Work to complete:
Search the listing for the string "columns". Copy every line that has it.

↓↓↓

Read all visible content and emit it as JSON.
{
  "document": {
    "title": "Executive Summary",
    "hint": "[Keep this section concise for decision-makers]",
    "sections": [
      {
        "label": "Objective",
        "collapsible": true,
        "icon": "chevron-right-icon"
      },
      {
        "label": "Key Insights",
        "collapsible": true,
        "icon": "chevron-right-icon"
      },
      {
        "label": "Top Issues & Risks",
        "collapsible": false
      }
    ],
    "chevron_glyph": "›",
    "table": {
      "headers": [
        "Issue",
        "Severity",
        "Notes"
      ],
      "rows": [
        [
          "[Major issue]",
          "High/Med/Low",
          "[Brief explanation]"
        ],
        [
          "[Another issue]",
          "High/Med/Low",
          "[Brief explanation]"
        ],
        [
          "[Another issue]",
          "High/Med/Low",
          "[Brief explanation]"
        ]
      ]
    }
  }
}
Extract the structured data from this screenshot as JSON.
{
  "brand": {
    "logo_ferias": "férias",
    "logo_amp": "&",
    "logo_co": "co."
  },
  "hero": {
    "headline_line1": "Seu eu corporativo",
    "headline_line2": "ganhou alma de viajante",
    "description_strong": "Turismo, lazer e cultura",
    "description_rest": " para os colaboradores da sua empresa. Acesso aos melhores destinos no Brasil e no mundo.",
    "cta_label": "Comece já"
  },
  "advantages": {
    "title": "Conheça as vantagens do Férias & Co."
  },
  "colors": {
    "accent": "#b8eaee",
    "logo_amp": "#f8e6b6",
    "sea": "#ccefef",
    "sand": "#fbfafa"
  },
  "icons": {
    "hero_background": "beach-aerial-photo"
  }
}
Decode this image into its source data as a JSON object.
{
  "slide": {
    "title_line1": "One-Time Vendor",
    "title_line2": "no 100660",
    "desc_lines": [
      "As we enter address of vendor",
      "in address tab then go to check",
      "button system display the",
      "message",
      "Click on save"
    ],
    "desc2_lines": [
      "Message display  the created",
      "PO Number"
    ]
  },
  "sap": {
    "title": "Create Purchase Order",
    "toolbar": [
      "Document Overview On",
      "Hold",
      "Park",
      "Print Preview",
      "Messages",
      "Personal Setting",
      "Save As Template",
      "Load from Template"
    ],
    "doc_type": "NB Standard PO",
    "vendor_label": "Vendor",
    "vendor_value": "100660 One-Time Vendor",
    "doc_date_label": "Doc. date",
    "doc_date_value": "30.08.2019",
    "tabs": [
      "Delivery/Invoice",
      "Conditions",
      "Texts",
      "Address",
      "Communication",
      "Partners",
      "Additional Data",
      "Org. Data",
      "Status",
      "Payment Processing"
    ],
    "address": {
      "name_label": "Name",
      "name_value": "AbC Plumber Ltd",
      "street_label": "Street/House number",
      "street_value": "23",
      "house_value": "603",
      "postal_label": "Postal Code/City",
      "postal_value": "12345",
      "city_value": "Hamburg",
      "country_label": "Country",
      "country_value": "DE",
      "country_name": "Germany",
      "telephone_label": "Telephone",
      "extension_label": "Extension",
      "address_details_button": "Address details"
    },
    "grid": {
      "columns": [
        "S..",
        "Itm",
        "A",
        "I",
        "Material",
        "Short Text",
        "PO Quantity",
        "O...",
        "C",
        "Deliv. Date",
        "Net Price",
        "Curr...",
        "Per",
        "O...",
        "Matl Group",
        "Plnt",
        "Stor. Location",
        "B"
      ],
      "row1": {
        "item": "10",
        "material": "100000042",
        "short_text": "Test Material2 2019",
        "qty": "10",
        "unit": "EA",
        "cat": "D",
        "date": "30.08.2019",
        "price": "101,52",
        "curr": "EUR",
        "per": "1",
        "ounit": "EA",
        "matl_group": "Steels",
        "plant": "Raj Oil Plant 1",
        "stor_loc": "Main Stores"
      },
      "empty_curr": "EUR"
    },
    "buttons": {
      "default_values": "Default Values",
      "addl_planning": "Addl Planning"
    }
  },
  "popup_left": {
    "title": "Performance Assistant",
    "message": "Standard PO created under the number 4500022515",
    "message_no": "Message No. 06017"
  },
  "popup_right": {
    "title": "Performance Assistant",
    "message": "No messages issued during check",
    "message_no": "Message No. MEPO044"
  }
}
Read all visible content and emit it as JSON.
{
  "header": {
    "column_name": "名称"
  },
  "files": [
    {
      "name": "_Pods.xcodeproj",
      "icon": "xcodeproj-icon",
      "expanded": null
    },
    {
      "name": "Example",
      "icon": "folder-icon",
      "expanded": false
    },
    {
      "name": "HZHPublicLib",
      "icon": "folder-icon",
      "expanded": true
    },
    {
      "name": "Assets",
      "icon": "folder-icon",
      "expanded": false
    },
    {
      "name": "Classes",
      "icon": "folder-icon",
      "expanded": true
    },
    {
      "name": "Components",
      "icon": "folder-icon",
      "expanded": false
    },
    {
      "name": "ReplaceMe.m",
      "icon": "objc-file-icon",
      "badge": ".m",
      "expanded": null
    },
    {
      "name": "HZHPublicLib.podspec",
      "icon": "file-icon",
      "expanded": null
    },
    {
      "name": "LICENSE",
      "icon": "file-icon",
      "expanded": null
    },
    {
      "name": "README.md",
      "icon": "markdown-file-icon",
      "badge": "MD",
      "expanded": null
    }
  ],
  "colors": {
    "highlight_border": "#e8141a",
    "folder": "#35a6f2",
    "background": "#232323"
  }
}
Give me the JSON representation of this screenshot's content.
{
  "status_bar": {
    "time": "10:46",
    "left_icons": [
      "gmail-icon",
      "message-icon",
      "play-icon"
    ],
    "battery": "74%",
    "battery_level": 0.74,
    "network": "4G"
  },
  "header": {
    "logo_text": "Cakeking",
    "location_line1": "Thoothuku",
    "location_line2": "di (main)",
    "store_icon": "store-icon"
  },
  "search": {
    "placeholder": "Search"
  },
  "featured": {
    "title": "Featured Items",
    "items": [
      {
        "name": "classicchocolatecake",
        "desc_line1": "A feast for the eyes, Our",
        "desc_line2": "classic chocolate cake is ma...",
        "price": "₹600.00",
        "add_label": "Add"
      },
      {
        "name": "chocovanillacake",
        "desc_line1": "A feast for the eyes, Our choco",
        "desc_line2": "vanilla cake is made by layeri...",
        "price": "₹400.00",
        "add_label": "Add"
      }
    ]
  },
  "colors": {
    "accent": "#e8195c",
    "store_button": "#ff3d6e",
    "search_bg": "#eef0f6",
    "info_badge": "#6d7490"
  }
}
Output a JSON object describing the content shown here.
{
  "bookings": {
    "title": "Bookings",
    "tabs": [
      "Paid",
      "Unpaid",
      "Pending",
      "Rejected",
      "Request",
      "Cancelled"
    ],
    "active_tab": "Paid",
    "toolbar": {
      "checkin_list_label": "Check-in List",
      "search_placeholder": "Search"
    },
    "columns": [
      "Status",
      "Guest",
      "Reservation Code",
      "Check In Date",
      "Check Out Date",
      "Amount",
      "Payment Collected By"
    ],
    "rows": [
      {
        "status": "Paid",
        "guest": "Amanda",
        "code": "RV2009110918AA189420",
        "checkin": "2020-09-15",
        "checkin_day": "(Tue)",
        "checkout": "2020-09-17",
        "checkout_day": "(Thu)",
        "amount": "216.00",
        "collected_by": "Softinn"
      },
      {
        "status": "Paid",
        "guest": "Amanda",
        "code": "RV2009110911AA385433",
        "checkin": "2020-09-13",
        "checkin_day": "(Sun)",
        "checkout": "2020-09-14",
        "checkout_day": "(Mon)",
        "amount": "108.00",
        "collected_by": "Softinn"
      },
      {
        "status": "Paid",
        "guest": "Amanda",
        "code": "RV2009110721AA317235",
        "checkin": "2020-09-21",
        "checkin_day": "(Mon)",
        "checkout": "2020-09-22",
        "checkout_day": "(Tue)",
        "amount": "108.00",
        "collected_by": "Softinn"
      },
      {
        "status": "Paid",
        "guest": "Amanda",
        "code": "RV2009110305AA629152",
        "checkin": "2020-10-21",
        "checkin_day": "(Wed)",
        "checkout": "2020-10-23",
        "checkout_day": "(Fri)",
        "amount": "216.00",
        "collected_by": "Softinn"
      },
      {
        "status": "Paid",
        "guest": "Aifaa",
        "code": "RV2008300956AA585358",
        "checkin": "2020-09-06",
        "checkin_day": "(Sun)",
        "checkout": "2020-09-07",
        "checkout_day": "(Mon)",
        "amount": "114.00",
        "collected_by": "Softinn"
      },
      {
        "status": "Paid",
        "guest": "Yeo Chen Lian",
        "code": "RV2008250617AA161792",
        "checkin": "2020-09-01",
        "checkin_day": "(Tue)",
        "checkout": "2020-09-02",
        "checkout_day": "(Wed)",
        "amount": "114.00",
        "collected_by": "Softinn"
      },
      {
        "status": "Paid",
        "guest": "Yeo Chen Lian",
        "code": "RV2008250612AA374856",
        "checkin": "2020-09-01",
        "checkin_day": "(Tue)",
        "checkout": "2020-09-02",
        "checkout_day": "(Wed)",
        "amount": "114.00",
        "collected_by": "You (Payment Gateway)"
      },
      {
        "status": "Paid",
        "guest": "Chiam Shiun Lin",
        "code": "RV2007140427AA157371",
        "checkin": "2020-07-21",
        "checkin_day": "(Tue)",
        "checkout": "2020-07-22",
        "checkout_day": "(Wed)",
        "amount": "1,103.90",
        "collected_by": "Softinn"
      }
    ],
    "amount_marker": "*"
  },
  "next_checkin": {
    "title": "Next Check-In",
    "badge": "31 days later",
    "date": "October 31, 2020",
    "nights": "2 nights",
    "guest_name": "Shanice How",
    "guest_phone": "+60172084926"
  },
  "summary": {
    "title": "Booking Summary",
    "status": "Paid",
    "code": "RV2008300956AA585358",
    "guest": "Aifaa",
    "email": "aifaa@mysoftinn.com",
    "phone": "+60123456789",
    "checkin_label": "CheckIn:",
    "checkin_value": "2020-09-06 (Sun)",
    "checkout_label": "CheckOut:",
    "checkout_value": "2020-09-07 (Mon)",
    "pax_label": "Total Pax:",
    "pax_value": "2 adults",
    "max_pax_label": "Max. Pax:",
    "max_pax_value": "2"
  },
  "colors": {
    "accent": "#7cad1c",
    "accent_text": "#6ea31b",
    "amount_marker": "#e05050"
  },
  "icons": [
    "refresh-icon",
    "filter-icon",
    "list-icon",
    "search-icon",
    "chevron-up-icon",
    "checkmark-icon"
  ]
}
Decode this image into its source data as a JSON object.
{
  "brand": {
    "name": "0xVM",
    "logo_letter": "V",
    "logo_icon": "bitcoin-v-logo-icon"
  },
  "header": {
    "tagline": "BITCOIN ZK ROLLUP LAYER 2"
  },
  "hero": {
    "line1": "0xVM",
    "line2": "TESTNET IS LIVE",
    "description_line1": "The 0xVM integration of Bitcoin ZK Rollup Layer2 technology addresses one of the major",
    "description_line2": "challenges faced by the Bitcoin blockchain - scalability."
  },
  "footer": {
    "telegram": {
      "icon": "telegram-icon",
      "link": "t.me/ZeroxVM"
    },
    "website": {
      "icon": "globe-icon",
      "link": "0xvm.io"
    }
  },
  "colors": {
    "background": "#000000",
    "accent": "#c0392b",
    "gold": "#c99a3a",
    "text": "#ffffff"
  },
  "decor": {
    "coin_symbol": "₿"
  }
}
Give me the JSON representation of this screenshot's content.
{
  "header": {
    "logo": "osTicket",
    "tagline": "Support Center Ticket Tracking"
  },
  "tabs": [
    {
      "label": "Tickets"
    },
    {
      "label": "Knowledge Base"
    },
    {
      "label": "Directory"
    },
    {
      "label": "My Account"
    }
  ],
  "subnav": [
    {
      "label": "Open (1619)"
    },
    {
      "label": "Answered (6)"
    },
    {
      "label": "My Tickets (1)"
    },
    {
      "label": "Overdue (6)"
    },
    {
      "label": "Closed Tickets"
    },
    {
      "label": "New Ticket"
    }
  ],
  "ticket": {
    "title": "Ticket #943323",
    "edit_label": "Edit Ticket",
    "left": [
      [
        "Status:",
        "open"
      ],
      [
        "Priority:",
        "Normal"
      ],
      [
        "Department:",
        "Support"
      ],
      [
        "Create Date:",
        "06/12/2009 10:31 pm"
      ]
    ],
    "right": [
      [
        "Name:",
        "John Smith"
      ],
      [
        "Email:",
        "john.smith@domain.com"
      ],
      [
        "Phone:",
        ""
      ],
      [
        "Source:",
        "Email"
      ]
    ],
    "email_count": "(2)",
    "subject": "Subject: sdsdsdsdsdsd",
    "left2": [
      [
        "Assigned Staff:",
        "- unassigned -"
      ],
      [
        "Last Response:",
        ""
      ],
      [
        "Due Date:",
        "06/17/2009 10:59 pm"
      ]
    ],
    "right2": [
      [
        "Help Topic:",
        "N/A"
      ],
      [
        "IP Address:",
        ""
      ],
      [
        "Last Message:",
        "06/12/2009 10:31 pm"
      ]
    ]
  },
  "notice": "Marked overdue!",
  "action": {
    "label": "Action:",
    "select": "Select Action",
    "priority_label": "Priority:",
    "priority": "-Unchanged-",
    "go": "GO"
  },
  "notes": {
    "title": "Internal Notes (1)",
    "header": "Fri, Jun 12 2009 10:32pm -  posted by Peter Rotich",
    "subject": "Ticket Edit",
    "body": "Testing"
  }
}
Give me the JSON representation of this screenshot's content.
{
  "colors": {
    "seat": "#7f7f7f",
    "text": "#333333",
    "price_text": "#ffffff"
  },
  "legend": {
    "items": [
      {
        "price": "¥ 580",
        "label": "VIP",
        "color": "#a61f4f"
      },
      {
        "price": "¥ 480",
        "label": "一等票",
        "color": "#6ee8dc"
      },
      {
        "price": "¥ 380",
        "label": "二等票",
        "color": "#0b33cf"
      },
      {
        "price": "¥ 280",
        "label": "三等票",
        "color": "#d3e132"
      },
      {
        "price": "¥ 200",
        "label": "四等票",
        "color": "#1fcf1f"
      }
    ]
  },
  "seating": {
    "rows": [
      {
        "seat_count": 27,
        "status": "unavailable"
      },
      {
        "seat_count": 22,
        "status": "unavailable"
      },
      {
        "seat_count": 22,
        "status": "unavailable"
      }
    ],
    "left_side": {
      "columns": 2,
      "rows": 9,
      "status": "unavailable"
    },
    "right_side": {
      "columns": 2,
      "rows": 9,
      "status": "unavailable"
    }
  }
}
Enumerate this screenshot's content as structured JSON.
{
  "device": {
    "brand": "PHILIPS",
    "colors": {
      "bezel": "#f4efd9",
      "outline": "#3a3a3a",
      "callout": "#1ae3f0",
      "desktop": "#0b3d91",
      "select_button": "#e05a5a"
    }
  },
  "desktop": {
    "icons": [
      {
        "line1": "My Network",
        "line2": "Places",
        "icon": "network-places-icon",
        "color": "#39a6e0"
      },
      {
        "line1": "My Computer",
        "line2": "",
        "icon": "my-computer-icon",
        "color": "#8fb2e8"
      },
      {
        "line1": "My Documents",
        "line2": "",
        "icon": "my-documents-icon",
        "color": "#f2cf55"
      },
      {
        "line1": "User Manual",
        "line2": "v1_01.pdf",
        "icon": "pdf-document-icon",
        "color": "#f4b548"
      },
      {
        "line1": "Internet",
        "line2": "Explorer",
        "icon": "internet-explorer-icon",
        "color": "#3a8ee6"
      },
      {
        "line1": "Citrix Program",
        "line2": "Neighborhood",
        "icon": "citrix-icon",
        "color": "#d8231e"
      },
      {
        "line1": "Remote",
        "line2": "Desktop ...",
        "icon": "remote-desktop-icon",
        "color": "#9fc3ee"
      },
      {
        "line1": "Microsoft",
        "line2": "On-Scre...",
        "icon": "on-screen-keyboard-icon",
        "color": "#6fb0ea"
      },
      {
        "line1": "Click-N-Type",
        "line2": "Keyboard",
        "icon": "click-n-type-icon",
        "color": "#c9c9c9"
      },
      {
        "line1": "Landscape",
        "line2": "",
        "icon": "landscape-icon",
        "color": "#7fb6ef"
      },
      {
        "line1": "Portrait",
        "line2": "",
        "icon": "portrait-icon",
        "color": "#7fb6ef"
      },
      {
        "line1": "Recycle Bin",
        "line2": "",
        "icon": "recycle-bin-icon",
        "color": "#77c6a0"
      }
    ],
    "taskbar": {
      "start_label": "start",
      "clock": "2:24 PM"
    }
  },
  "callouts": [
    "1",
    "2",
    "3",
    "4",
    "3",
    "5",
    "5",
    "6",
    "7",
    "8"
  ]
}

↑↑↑

Written response:
      "columns": [
    "columns": [
      "columns": 2,
      "columns": 2,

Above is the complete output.